- Despicable, and
- Done either intentionally or with a willful and conscious disregard of the rights or safety of others (meaning recklessly or, possibly, with gross negligence).4
The amount of time you have to sue is known as the California “statute of limitations” or “limitations period.”
The time limit to sue in a California professional negligence case depends on whether you are
- an adult or
- a minor.
Adults must commence a lawsuit for medical malpractice in California by the earlier of:
- Three years after the date of the injury, or
- One year after you discover, or through the use of reasonable diligence should have discovered, the injury.5
When the person injured by medical malpractice in California is a minor under 18, the statute of limitations runs until the latter of:
- Three years from the date of the alleged wrongful act, or
- If the minor was less than six years old at the time of the injury, the minor’s eighth birthday.6
The limitations period for a professional negligence action against a healthcare provider may be “tolled” (paused) during periods in which:
- A healthcare provider commits fraud,
- A healthcare provider intentionally conceals wrongdoing,
- There is a foreign body that has no therapeutic or diagnostic purpose or effect inside you, or
- A minor’s parent has colluded with the defendant’s insurer or a health care provider not to bring a malpractice action on behalf of the injured minor.7
A medical professional is negligent if they fail to use the level of skill, knowledge, and care that other reasonably careful practitioners would use in the same or similar circumstances.
This level of skill, knowledge, and care is sometimes referred to as
- “the standard of care” or
- “duty of care” in California.8
Establishing the standard of care generally requires the testimony of one or more expert witnesses.
In addition, you must prove that the defendant’s breach of the standard of care actually caused your injuries.
In other words, it is not enough that the outcome of a particular treatment or diagnosis was wrong.

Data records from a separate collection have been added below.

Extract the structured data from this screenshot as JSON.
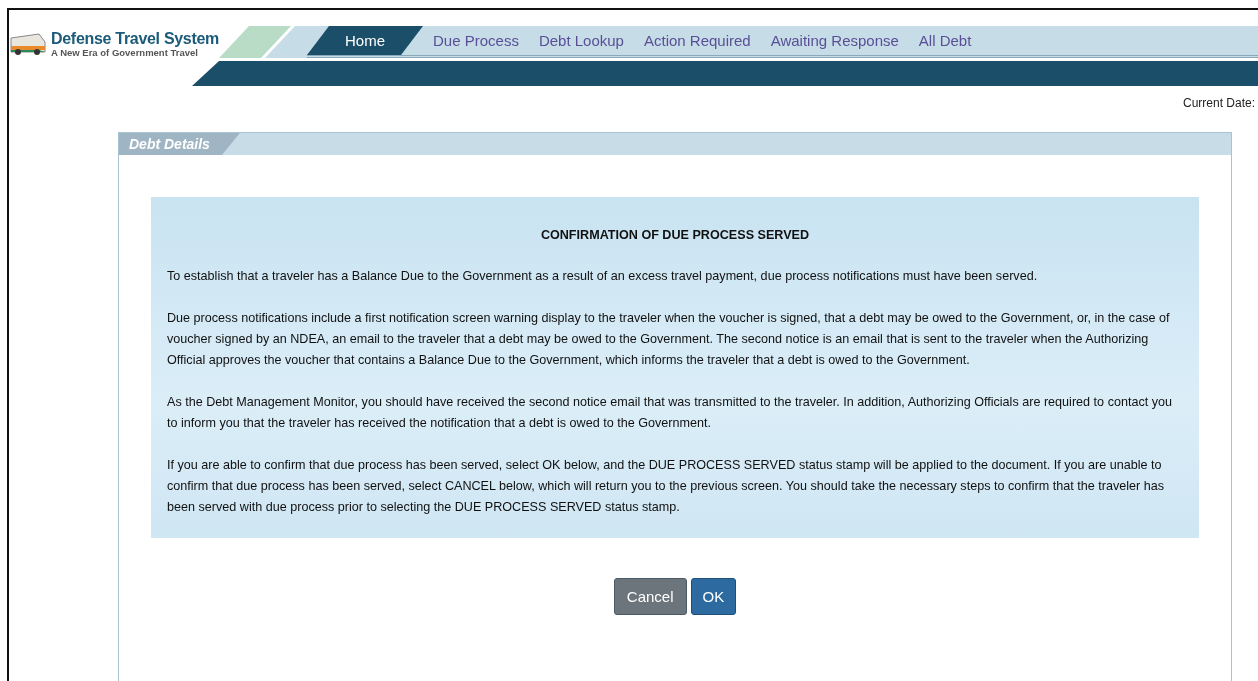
{
  "logo": {
    "title": "Defense Travel System",
    "tagline": "A New Era of Government Travel"
  },
  "nav": [
    {
      "label": "Home",
      "selected": true
    },
    {
      "label": "Due Process",
      "selected": false
    },
    {
      "label": "Debt Lookup",
      "selected": false
    },
    {
      "label": "Action Required",
      "selected": false
    },
    {
      "label": "Awaiting Response",
      "selected": false
    },
    {
      "label": "All Debt",
      "selected": false
    }
  ],
  "current_date_label": "Current Date:",
  "panel": {
    "title": "Debt Details",
    "notice": {
      "heading": "CONFIRMATION OF DUE PROCESS SERVED",
      "paragraphs": [
        "To establish that a traveler has a Balance Due to the Government as a result of an excess travel payment, due process notifications must have been served.",
        "Due process notifications include a first notification screen warning display to the traveler when the voucher is signed, that a debt may be owed to the Government, or, in the case of voucher signed by an NDEA, an email to the traveler that a debt may be owed to the Government. The second notice is an email that is sent to the traveler when the Authorizing Official approves the voucher that contains a Balance Due to the Government, which informs the traveler that a debt is owed to the Government.",
        "As the Debt Management Monitor, you should have received the second notice email that was transmitted to the traveler. In addition, Authorizing Officials are required to contact you to inform you that the traveler has received the notification that a debt is owed to the Government.",
        "If you are able to confirm that due process has been served, select OK below, and the DUE PROCESS SERVED status stamp will be applied to the document. If you are unable to confirm that due process has been served, select CANCEL below, which will return you to the previous screen. You should take the necessary steps to confirm that the traveler has been served with due process prior to selecting the DUE PROCESS SERVED status stamp."
      ]
    },
    "buttons": [
      {
        "label": "Cancel",
        "kind": "secondary"
      },
      {
        "label": "OK",
        "kind": "primary"
      }
    ]
  }
}
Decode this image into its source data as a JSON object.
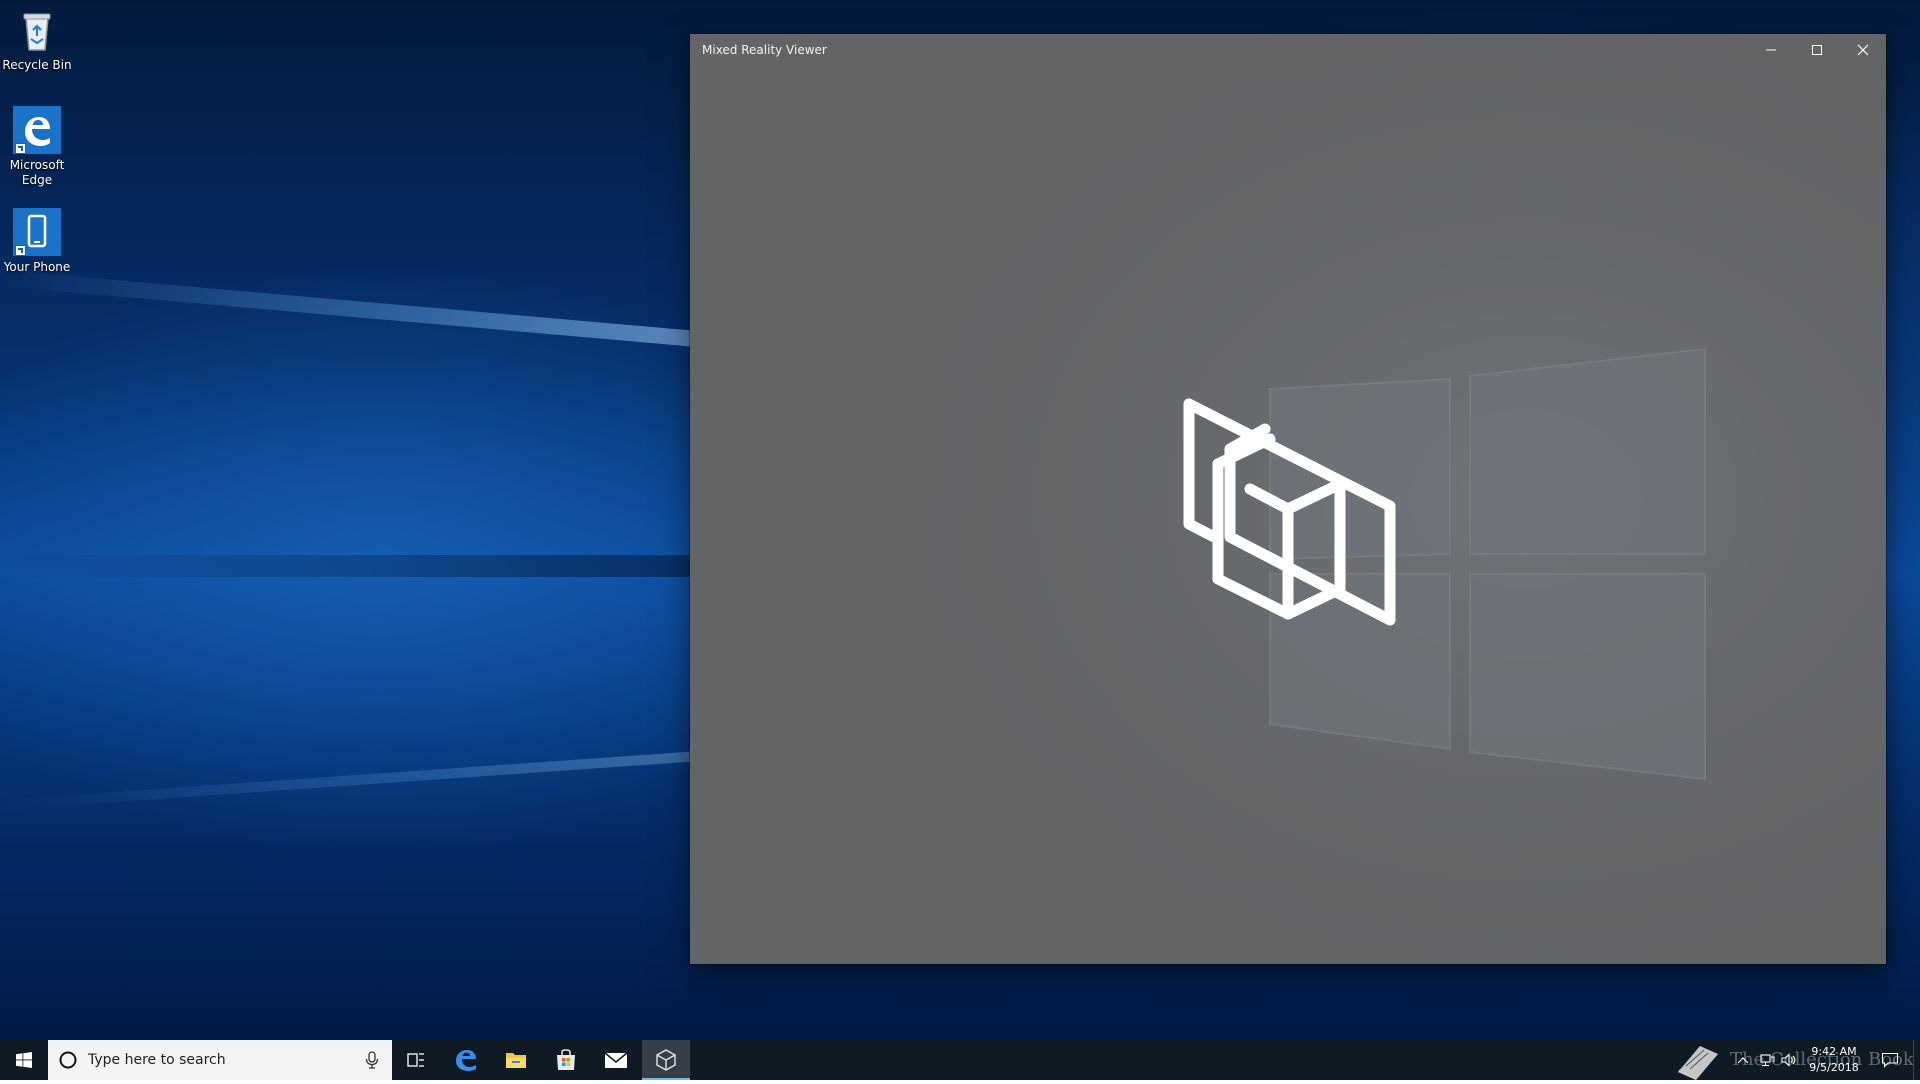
{
  "desktop": {
    "icons": [
      {
        "label": "Recycle Bin"
      },
      {
        "label": "Microsoft\nEdge"
      },
      {
        "label": "Your Phone"
      }
    ]
  },
  "window": {
    "title": "Mixed Reality Viewer",
    "background_color": "#626466",
    "logo_icon": "mixed-reality-cube-icon"
  },
  "taskbar": {
    "search_placeholder": "Type here to search",
    "pinned": [
      "task-view-icon",
      "edge-icon",
      "file-explorer-icon",
      "store-icon",
      "mail-icon",
      "mixed-reality-viewer-icon"
    ],
    "active_app": "mixed-reality-viewer-icon",
    "watermark": "The Collection Book",
    "time": "9:42 AM",
    "date": "9/5/2018"
  },
  "colors": {
    "taskbar": "#101a24",
    "accent": "#76b9ed",
    "edge_blue": "#1a73c8"
  }
}
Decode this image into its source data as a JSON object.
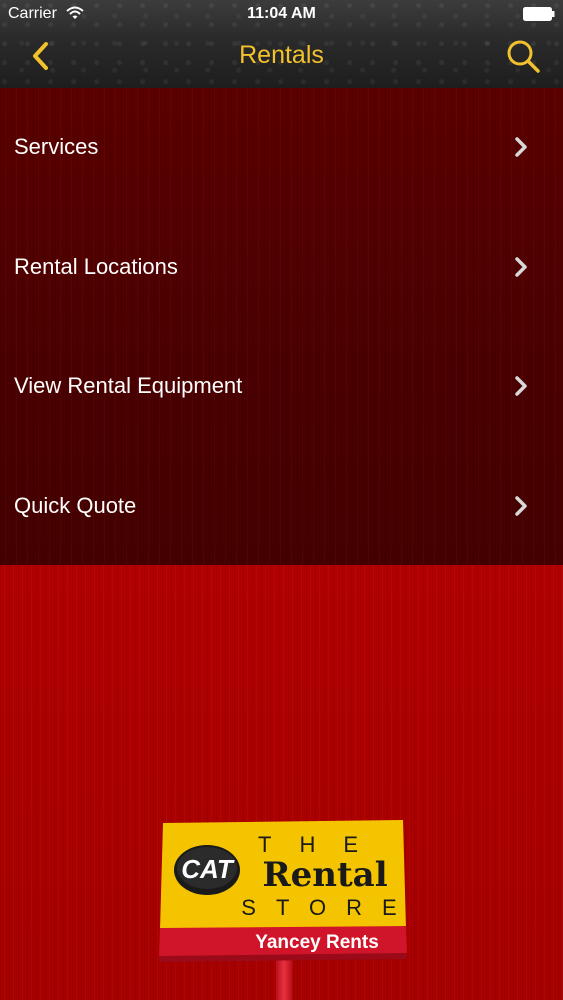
{
  "status_bar": {
    "carrier": "Carrier",
    "time": "11:04 AM",
    "wifi_icon": "wifi-icon",
    "battery_icon": "battery-icon"
  },
  "nav": {
    "title": "Rentals",
    "back_icon": "chevron-left-icon",
    "search_icon": "search-icon",
    "accent_color": "#f2c12e"
  },
  "menu": {
    "items": [
      {
        "label": "Services"
      },
      {
        "label": "Rental Locations"
      },
      {
        "label": "View Rental Equipment"
      },
      {
        "label": "Quick Quote"
      }
    ],
    "chevron_icon": "chevron-right-icon"
  },
  "sign": {
    "logo_lettering": "CAT",
    "the": "THE",
    "rental": "Rental",
    "store": "STORE",
    "dealer": "Yancey Rents"
  },
  "colors": {
    "menu_background": "#4a0000",
    "page_background": "#a80000",
    "sign_yellow": "#f5c400",
    "sign_red": "#d0152a"
  }
}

There must have been something that the doctor should or should not have done and which resulted in injury to you.
Often you can rely on the legal doctrine of res ipsa loquitur. This doctrine presumes negligence when
- the instruments were exclusively within the defendant’s control and
- the injury is one that normally does not occur without there being negligence.9
Injured by medical malpractice in California? Contact us for help…
Call us or fill out the form on this page to discuss your case with a lawyer.
- California Civil Code 3333.1(2); California Code of Civil Procedure 340.5(2); see also Flores v. Liu (Court of Appeal of California, Second Appellate District, Division Two, 2021) 60 Cal. App. 5th 278.
- Assembly Bill 35 (2022). Note that this bill is not retroactive and applies only to cases filed on January 1, 2023 or after. Prior to 2023, the non-economic damages cap in med-mal cases was $250,000. California Civil Code 3333.2 is the result of the Medical Injury Compensation Reform Act (MICRA), which California voters passed in 1975.
- Rashidi v. Moser (
- Covenant Care, Inc. v. Superior Court (.
- California Code of Civil Procedure 340.5.
- See California Civil Jury Instructions (CACI) 501.
- Kemp v. Western Oilfields Supply Co., 2005 U.S. Dist. Lexis 8670. See also Van Leirsburg v. Sioux Valley Hospital, 831 F.2d 169 (1987).